▶ [Your assignment] Set down every line of the data exactly, skipping the pictures.

▶ [Records for processing]

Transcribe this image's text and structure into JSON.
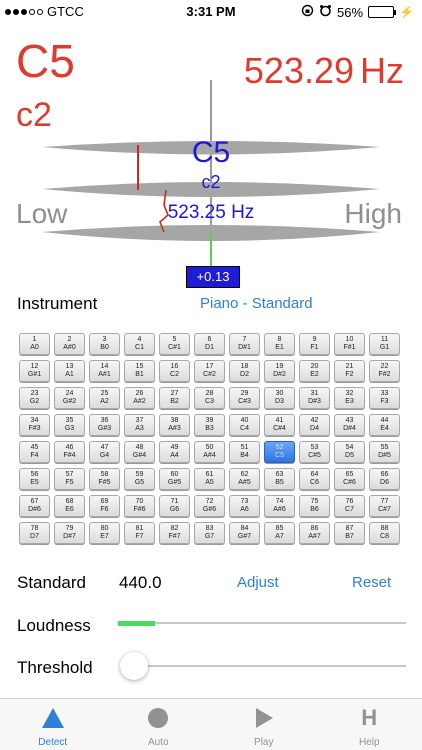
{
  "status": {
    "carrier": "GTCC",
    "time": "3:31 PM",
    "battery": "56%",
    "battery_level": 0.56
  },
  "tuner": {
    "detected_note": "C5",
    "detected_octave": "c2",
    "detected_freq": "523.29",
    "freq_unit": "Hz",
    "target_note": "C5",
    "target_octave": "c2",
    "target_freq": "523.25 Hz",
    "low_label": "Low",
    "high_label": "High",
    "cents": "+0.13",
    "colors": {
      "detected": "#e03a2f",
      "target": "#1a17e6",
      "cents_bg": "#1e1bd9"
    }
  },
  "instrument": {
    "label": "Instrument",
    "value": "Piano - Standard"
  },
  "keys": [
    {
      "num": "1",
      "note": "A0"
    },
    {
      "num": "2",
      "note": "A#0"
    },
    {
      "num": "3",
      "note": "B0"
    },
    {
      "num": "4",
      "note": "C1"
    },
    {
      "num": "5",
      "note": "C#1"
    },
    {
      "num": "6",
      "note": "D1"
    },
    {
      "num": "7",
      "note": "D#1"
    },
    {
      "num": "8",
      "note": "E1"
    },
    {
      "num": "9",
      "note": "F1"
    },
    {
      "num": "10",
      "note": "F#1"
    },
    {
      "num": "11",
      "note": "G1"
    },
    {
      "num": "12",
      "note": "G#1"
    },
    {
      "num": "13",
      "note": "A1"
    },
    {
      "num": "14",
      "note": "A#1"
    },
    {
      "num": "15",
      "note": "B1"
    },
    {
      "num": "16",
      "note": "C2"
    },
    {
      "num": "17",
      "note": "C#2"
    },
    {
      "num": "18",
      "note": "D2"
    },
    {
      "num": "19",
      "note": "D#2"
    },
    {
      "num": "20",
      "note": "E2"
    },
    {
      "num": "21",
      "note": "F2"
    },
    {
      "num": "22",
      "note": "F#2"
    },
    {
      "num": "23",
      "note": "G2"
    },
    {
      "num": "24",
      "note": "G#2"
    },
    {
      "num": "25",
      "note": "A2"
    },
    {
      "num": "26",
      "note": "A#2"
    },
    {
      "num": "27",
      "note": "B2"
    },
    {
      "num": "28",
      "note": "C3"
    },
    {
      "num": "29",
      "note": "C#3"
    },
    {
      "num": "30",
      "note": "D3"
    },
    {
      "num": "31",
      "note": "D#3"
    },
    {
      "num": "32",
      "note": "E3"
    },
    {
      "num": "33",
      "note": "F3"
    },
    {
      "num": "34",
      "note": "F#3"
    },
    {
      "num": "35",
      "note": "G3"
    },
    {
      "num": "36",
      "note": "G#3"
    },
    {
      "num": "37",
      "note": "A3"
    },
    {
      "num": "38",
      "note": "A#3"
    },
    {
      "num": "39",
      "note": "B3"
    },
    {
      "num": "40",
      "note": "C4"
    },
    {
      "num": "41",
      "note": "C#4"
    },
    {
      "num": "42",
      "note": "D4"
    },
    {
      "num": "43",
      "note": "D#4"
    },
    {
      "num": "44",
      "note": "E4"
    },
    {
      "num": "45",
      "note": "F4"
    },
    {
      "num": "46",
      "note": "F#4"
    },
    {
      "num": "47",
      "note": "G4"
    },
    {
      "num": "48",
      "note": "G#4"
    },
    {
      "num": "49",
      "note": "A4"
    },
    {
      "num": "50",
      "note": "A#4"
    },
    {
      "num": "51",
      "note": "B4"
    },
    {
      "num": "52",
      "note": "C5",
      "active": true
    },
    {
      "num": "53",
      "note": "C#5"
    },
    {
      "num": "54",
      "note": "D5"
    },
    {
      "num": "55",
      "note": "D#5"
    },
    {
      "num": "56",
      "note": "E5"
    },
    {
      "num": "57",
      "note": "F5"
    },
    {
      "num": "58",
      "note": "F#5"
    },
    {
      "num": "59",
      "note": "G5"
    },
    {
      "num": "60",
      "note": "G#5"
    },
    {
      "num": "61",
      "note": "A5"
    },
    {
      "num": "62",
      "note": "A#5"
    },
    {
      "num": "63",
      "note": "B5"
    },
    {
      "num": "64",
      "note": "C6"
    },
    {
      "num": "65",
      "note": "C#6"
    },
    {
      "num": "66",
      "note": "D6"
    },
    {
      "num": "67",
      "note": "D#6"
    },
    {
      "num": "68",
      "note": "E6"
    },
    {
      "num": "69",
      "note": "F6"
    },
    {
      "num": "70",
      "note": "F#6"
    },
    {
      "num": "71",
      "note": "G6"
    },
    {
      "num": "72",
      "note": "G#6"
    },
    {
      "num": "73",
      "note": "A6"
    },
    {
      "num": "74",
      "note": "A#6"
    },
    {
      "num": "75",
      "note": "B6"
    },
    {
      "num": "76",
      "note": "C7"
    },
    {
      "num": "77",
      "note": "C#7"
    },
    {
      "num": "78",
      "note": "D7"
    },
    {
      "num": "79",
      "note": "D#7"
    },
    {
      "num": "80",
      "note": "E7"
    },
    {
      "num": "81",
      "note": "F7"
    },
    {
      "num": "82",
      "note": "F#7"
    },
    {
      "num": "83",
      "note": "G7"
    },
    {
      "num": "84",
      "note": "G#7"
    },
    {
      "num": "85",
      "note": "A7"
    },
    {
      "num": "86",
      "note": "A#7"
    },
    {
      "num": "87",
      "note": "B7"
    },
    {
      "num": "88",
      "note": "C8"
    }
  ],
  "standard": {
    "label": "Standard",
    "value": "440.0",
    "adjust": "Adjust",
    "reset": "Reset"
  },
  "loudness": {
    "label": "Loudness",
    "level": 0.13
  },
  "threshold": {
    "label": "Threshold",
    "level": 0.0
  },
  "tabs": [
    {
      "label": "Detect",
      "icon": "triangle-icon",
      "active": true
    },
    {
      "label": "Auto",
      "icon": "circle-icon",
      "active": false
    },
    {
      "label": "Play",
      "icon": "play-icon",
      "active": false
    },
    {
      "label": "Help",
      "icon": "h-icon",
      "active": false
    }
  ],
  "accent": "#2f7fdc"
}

▶ [Task answer]
Transcribe this image's text and structure into JSON.
{
  "status": {
    "carrier": "GTCC",
    "time": "3:31 PM",
    "battery": "56%",
    "battery_level": 0.56
  },
  "tuner": {
    "detected_note": "C5",
    "detected_octave": "c2",
    "detected_freq": "523.29",
    "freq_unit": "Hz",
    "target_note": "C5",
    "target_octave": "c2",
    "target_freq": "523.25 Hz",
    "low_label": "Low",
    "high_label": "High",
    "cents": "+0.13",
    "colors": {
      "detected": "#e03a2f",
      "target": "#1a17e6",
      "cents_bg": "#1e1bd9"
    }
  },
  "instrument": {
    "label": "Instrument",
    "value": "Piano - Standard"
  },
  "keys": [
    {
      "num": "1",
      "note": "A0"
    },
    {
      "num": "2",
      "note": "A#0"
    },
    {
      "num": "3",
      "note": "B0"
    },
    {
      "num": "4",
      "note": "C1"
    },
    {
      "num": "5",
      "note": "C#1"
    },
    {
      "num": "6",
      "note": "D1"
    },
    {
      "num": "7",
      "note": "D#1"
    },
    {
      "num": "8",
      "note": "E1"
    },
    {
      "num": "9",
      "note": "F1"
    },
    {
      "num": "10",
      "note": "F#1"
    },
    {
      "num": "11",
      "note": "G1"
    },
    {
      "num": "12",
      "note": "G#1"
    },
    {
      "num": "13",
      "note": "A1"
    },
    {
      "num": "14",
      "note": "A#1"
    },
    {
      "num": "15",
      "note": "B1"
    },
    {
      "num": "16",
      "note": "C2"
    },
    {
      "num": "17",
      "note": "C#2"
    },
    {
      "num": "18",
      "note": "D2"
    },
    {
      "num": "19",
      "note": "D#2"
    },
    {
      "num": "20",
      "note": "E2"
    },
    {
      "num": "21",
      "note": "F2"
    },
    {
      "num": "22",
      "note": "F#2"
    },
    {
      "num": "23",
      "note": "G2"
    },
    {
      "num": "24",
      "note": "G#2"
    },
    {
      "num": "25",
      "note": "A2"
    },
    {
      "num": "26",
      "note": "A#2"
    },
    {
      "num": "27",
      "note": "B2"
    },
    {
      "num": "28",
      "note": "C3"
    },
    {
      "num": "29",
      "note": "C#3"
    },
    {
      "num": "30",
      "note": "D3"
    },
    {
      "num": "31",
      "note": "D#3"
    },
    {
      "num": "32",
      "note": "E3"
    },
    {
      "num": "33",
      "note": "F3"
    },
    {
      "num": "34",
      "note": "F#3"
    },
    {
      "num": "35",
      "note": "G3"
    },
    {
      "num": "36",
      "note": "G#3"
    },
    {
      "num": "37",
      "note": "A3"
    },
    {
      "num": "38",
      "note": "A#3"
    },
    {
      "num": "39",
      "note": "B3"
    },
    {
      "num": "40",
      "note": "C4"
    },
    {
      "num": "41",
      "note": "C#4"
    },
    {
      "num": "42",
      "note": "D4"
    },
    {
      "num": "43",
      "note": "D#4"
    },
    {
      "num": "44",
      "note": "E4"
    },
    {
      "num": "45",
      "note": "F4"
    },
    {
      "num": "46",
      "note": "F#4"
    },
    {
      "num": "47",
      "note": "G4"
    },
    {
      "num": "48",
      "note": "G#4"
    },
    {
      "num": "49",
      "note": "A4"
    },
    {
      "num": "50",
      "note": "A#4"
    },
    {
      "num": "51",
      "note": "B4"
    },
    {
      "num": "52",
      "note": "C5",
      "active": true
    },
    {
      "num": "53",
      "note": "C#5"
    },
    {
      "num": "54",
      "note": "D5"
    },
    {
      "num": "55",
      "note": "D#5"
    },
    {
      "num": "56",
      "note": "E5"
    },
    {
      "num": "57",
      "note": "F5"
    },
    {
      "num": "58",
      "note": "F#5"
    },
    {
      "num": "59",
      "note": "G5"
    },
    {
      "num": "60",
      "note": "G#5"
    },
    {
      "num": "61",
      "note": "A5"
    },
    {
      "num": "62",
      "note": "A#5"
    },
    {
      "num": "63",
      "note": "B5"
    },
    {
      "num": "64",
      "note": "C6"
    },
    {
      "num": "65",
      "note": "C#6"
    },
    {
      "num": "66",
      "note": "D6"
    },
    {
      "num": "67",
      "note": "D#6"
    },
    {
      "num": "68",
      "note": "E6"
    },
    {
      "num": "69",
      "note": "F6"
    },
    {
      "num": "70",
      "note": "F#6"
    },
    {
      "num": "71",
      "note": "G6"
    },
    {
      "num": "72",
      "note": "G#6"
    },
    {
      "num": "73",
      "note": "A6"
    },
    {
      "num": "74",
      "note": "A#6"
    },
    {
      "num": "75",
      "note": "B6"
    },
    {
      "num": "76",
      "note": "C7"
    },
    {
      "num": "77",
      "note": "C#7"
    },
    {
      "num": "78",
      "note": "D7"
    },
    {
      "num": "79",
      "note": "D#7"
    },
    {
      "num": "80",
      "note": "E7"
    },
    {
      "num": "81",
      "note": "F7"
    },
    {
      "num": "82",
      "note": "F#7"
    },
    {
      "num": "83",
      "note": "G7"
    },
    {
      "num": "84",
      "note": "G#7"
    },
    {
      "num": "85",
      "note": "A7"
    },
    {
      "num": "86",
      "note": "A#7"
    },
    {
      "num": "87",
      "note": "B7"
    },
    {
      "num": "88",
      "note": "C8"
    }
  ],
  "standard": {
    "label": "Standard",
    "value": "440.0",
    "adjust": "Adjust",
    "reset": "Reset"
  },
  "loudness": {
    "label": "Loudness",
    "level": 0.13
  },
  "threshold": {
    "label": "Threshold",
    "level": 0.0
  },
  "tabs": [
    {
      "label": "Detect",
      "icon": "triangle-icon",
      "active": true
    },
    {
      "label": "Auto",
      "icon": "circle-icon",
      "active": false
    },
    {
      "label": "Play",
      "icon": "play-icon",
      "active": false
    },
    {
      "label": "Help",
      "icon": "h-icon",
      "active": false
    }
  ],
  "accent": "#2f7fdc"
}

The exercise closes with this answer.